Domestic interests are beginning to set policy as German Chancellor Angela Merkel positions herself to vie for re-election in September. That means disappointments for some of Germany's international partners.
Merkel will put Europe's struggles behind her and concentrate on the home front
Merkel's Christian Democratic Union, together with their preferred coalition partner the Free Democrats, may be attracting a solid majority in recent public-opinion polls. But Merkel is surely aware of how volatile the political situation is in these economically troubled times.
So the chancellor, experts say, is already realigning her government's policies to appeal to the home-front. The most recent example came last weekend, when Merkel led opposition to a proposed 180 billion euro ($226 billion) aid package for eastern European economies at an EU summit in Brussels.
"The concerns in the German population about jobs and the economic outlook are huge," Klaus-Peter Schoeppner, the head of polling group Emnid, told Reuters news agency. "Against that backdrop, I really don't see a way for Merkel to explain to the voters that Germany must help out other countries, whether they are in the euro bloc or outside."
Merkel also remained tight-lipped last week when asked whether Germany would come to the aid of countries like Ireland that have been hit particularly badly by the global financial crisis.
"It will be very difficult, especially in an election year, to explain to German voters that they -- or rather their children or grandchildren -- should pay for the weaknesses of other governments," Wolfgang Nowak, the head of a Deutsche Bank think tank, told Reuters.

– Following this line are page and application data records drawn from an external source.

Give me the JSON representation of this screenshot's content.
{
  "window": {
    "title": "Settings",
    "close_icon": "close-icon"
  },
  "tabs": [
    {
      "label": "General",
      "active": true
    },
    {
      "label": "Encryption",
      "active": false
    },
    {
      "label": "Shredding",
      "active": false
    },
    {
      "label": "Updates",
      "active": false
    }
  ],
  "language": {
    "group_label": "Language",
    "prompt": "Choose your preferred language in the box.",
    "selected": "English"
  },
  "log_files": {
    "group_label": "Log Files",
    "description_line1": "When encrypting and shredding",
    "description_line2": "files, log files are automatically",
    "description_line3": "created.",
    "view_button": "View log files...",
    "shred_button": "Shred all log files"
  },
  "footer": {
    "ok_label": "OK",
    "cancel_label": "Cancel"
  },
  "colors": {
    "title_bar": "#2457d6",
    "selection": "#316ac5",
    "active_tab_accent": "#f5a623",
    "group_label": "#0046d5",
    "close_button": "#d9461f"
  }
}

But Merkel's strategy is also not without risks and ambiguities.
The Opel dilemma
Merkel has to make a difficult choice when it somes to saving Opel jobs
Some foreign experts have said the Germany-first turn in Merkel policies could damage Germany's standing abroad and end up hurting the country's own economy.
Germany thrives on exports, and a majority of its products are sold within the EU and more than 40 percent within the euro zone.
"There needs to be a bit more honesty about Germany's dependence on others," the head of London's Centre for European Reform, Simon Tilford, told Reuters. "If a crisis in one euro member spread, then Germany's trade surplus could vanish and the economy would be in far deeper trouble than it already is."
Moreover, even in the short term, it's often difficult to determine which course of action is in the national interest -- as is evident with the carmaker Opel.
The European subsidiary of troubled US giant GM would like some 3.3 billion euros in aid from Berlin in return for saving the jobs of the company's 26,000 German employees.
But were Merkel's government to agree to such a bail-out, it would potentially open the floodgates for other companies to argue that they, too, merited assistance.
Troops for Afghanistan
Merkel is not likely to send any more soldiers to Afghanistan
The economy isn't the only area where the chancellor may have to disappoint some of Germany's allies.
In particular, Merkel is likely to resist ongoing pressure from the United States for America's NATO partners to contribute more toward establishing security in Afghanistan.
In February, Germany agreed to deploy 600 more troops in Afghanistan, bringing the total number of German forces, stationed in the relatively peaceful north of the country, available for that conflict to more than 4,000.
But Merkel flatly rejected the idea that those troops could be called to the serve in more dangerous southern Afghanistan.
That would risk angering voters at home, something Merkel is keen to avoid some sixth months before she puts her own political future up for a vote.